## Work required
Go through the entries below and retype them exactly, omitting each picture.

Source records
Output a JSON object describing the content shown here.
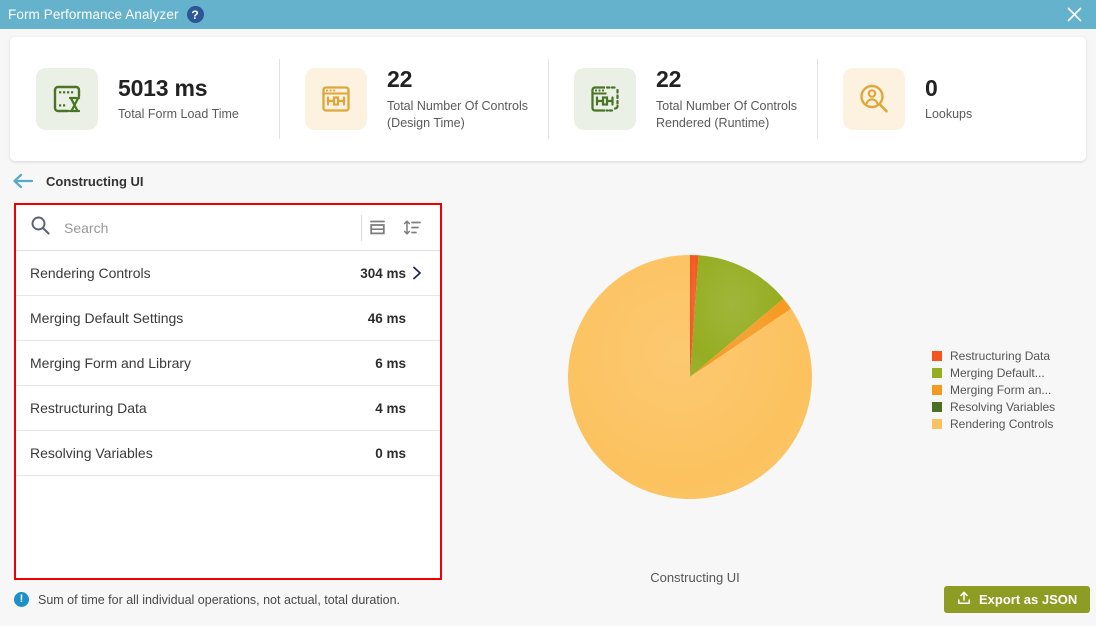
{
  "titlebar": {
    "title": "Form Performance Analyzer",
    "help_label": "?",
    "close_label": "✕",
    "background": "#65b2cd",
    "help_background": "#2c5697"
  },
  "stats": [
    {
      "value": "5013 ms",
      "label": "Total Form Load Time",
      "icon": "form-load-time-icon",
      "icon_theme": "green",
      "icon_color": "#4b7427"
    },
    {
      "value": "22",
      "label": "Total Number Of Controls (Design Time)",
      "icon": "controls-design-time-icon",
      "icon_theme": "amber",
      "icon_color": "#dea73a"
    },
    {
      "value": "22",
      "label": "Total Number Of Controls Rendered (Runtime)",
      "icon": "controls-runtime-icon",
      "icon_theme": "green",
      "icon_color": "#4b7427"
    },
    {
      "value": "0",
      "label": "Lookups",
      "icon": "lookups-icon",
      "icon_theme": "amber",
      "icon_color": "#dea73a"
    }
  ],
  "breadcrumb": {
    "back_label": "back-arrow",
    "label": "Constructing UI",
    "arrow_color": "#5aa9c8"
  },
  "list_panel": {
    "search": {
      "placeholder": "Search",
      "value": ""
    },
    "tools": [
      {
        "name": "group-collapse-icon",
        "title": "Group"
      },
      {
        "name": "sort-icon",
        "title": "Sort"
      }
    ],
    "rows": [
      {
        "name": "Rendering Controls",
        "value": "304 ms",
        "has_chevron": true
      },
      {
        "name": "Merging Default Settings",
        "value": "46 ms",
        "has_chevron": false
      },
      {
        "name": "Merging Form and Library",
        "value": "6 ms",
        "has_chevron": false
      },
      {
        "name": "Restructuring Data",
        "value": "4 ms",
        "has_chevron": false
      },
      {
        "name": "Resolving Variables",
        "value": "0 ms",
        "has_chevron": false
      }
    ],
    "highlight_color": "#ee0000"
  },
  "chart_data": {
    "type": "pie",
    "title": "",
    "caption": "Constructing UI",
    "start_angle": 0,
    "unit": "ms",
    "total": 360,
    "categories": [
      "Restructuring Data",
      "Merging Default Settings",
      "Merging Form and Library",
      "Resolving Variables",
      "Rendering Controls"
    ],
    "values": [
      4,
      46,
      6,
      0,
      304
    ],
    "colors": [
      "#f4561e",
      "#95ad21",
      "#f59a21",
      "#4a7023",
      "#fcc25f"
    ],
    "legend": [
      {
        "label": "Restructuring Data",
        "color": "#f4561e"
      },
      {
        "label": "Merging Default...",
        "color": "#95ad21"
      },
      {
        "label": "Merging Form an...",
        "color": "#f59a21"
      },
      {
        "label": "Resolving Variables",
        "color": "#4a7023"
      },
      {
        "label": "Rendering Controls",
        "color": "#fcc25f"
      }
    ],
    "legend_position": "right"
  },
  "footer": {
    "info_label": "!",
    "note": "Sum of time for all individual operations, not actual, total duration.",
    "export_label": "Export as JSON",
    "export_color": "#8d9c22"
  }
}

## Answer section
Output a JSON object describing the content shown here.
{
  "titlebar": {
    "title": "Form Performance Analyzer",
    "help_label": "?",
    "close_label": "✕",
    "background": "#65b2cd",
    "help_background": "#2c5697"
  },
  "stats": [
    {
      "value": "5013 ms",
      "label": "Total Form Load Time",
      "icon": "form-load-time-icon",
      "icon_theme": "green",
      "icon_color": "#4b7427"
    },
    {
      "value": "22",
      "label": "Total Number Of Controls (Design Time)",
      "icon": "controls-design-time-icon",
      "icon_theme": "amber",
      "icon_color": "#dea73a"
    },
    {
      "value": "22",
      "label": "Total Number Of Controls Rendered (Runtime)",
      "icon": "controls-runtime-icon",
      "icon_theme": "green",
      "icon_color": "#4b7427"
    },
    {
      "value": "0",
      "label": "Lookups",
      "icon": "lookups-icon",
      "icon_theme": "amber",
      "icon_color": "#dea73a"
    }
  ],
  "breadcrumb": {
    "back_label": "back-arrow",
    "label": "Constructing UI",
    "arrow_color": "#5aa9c8"
  },
  "list_panel": {
    "search": {
      "placeholder": "Search",
      "value": ""
    },
    "tools": [
      {
        "name": "group-collapse-icon",
        "title": "Group"
      },
      {
        "name": "sort-icon",
        "title": "Sort"
      }
    ],
    "rows": [
      {
        "name": "Rendering Controls",
        "value": "304 ms",
        "has_chevron": true
      },
      {
        "name": "Merging Default Settings",
        "value": "46 ms",
        "has_chevron": false
      },
      {
        "name": "Merging Form and Library",
        "value": "6 ms",
        "has_chevron": false
      },
      {
        "name": "Restructuring Data",
        "value": "4 ms",
        "has_chevron": false
      },
      {
        "name": "Resolving Variables",
        "value": "0 ms",
        "has_chevron": false
      }
    ],
    "highlight_color": "#ee0000"
  },
  "chart_data": {
    "type": "pie",
    "title": "",
    "caption": "Constructing UI",
    "start_angle": 0,
    "unit": "ms",
    "total": 360,
    "categories": [
      "Restructuring Data",
      "Merging Default Settings",
      "Merging Form and Library",
      "Resolving Variables",
      "Rendering Controls"
    ],
    "values": [
      4,
      46,
      6,
      0,
      304
    ],
    "colors": [
      "#f4561e",
      "#95ad21",
      "#f59a21",
      "#4a7023",
      "#fcc25f"
    ],
    "legend": [
      {
        "label": "Restructuring Data",
        "color": "#f4561e"
      },
      {
        "label": "Merging Default...",
        "color": "#95ad21"
      },
      {
        "label": "Merging Form an...",
        "color": "#f59a21"
      },
      {
        "label": "Resolving Variables",
        "color": "#4a7023"
      },
      {
        "label": "Rendering Controls",
        "color": "#fcc25f"
      }
    ],
    "legend_position": "right"
  },
  "footer": {
    "info_label": "!",
    "note": "Sum of time for all individual operations, not actual, total duration.",
    "export_label": "Export as JSON",
    "export_color": "#8d9c22"
  }
}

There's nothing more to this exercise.